For this image, I stood somewhat underneath it (since it is mounted) and once again, I did a hip-shot and angled upwards, using my handy-dandy wide-angle lens. I didn't have to do much editing at all for this image (which was also a perk) but the impression makes you feel that you are listening to a heroic tale from a man with vision from the gods. He draws a lot of attention to viewers and most images I saw of Homer (from this same statue) were full-body, front-view shots. I wanted to do something different... create a personality (and a touch of shadowyundertones).
The Vatican altar: The natural lighting of the Vatican is beautiful and makes it easy to capture the same subject from many different angles and interpretations. So, what do I do? HIP-ANGLE! For this image, I decided that a shadowy, B&W image would preserve some of the natural awe. This was a simple editing of increasing shadow, decreasing brightness and a touch of contrast and cropping.

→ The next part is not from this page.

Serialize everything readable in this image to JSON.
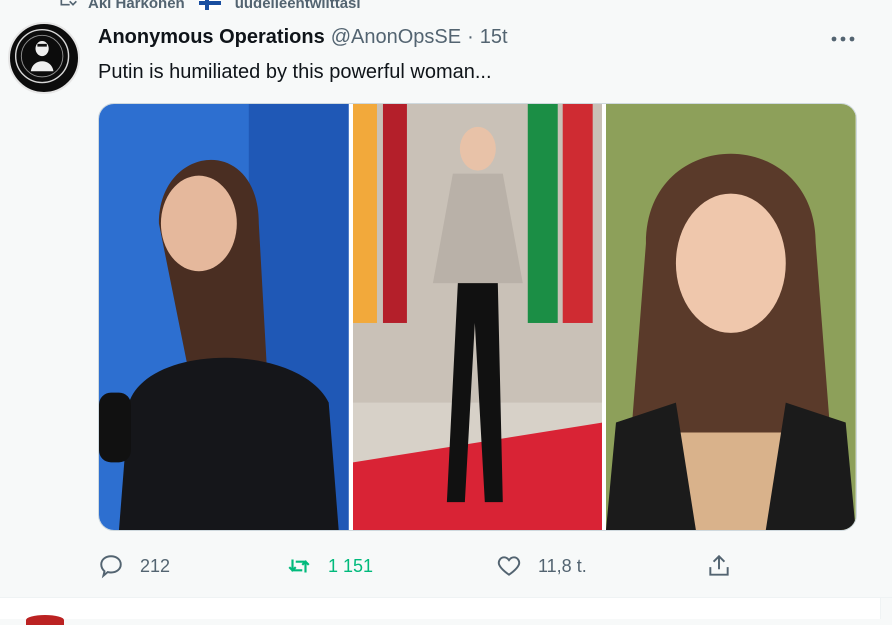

Exposure time: 1/30 sec.
ISO speed: ISO-200
Focal length: 35 mm
**Wide angle used
If you'd like to see more of my (ever-increasing) album, please visit www.flickr.com/photos/babytealeaves. This past trip included Germany, Czech Republic, Italy, France, Brussels and Holland -- what a whirlwind! I plan on making another adventure this upcoming summer and in the meantime, working on increasing my portfolio here in the States. I'm always happy to make new connections, get some critique and meet fellow travel-nerds.
I hope that you enjoyed my images!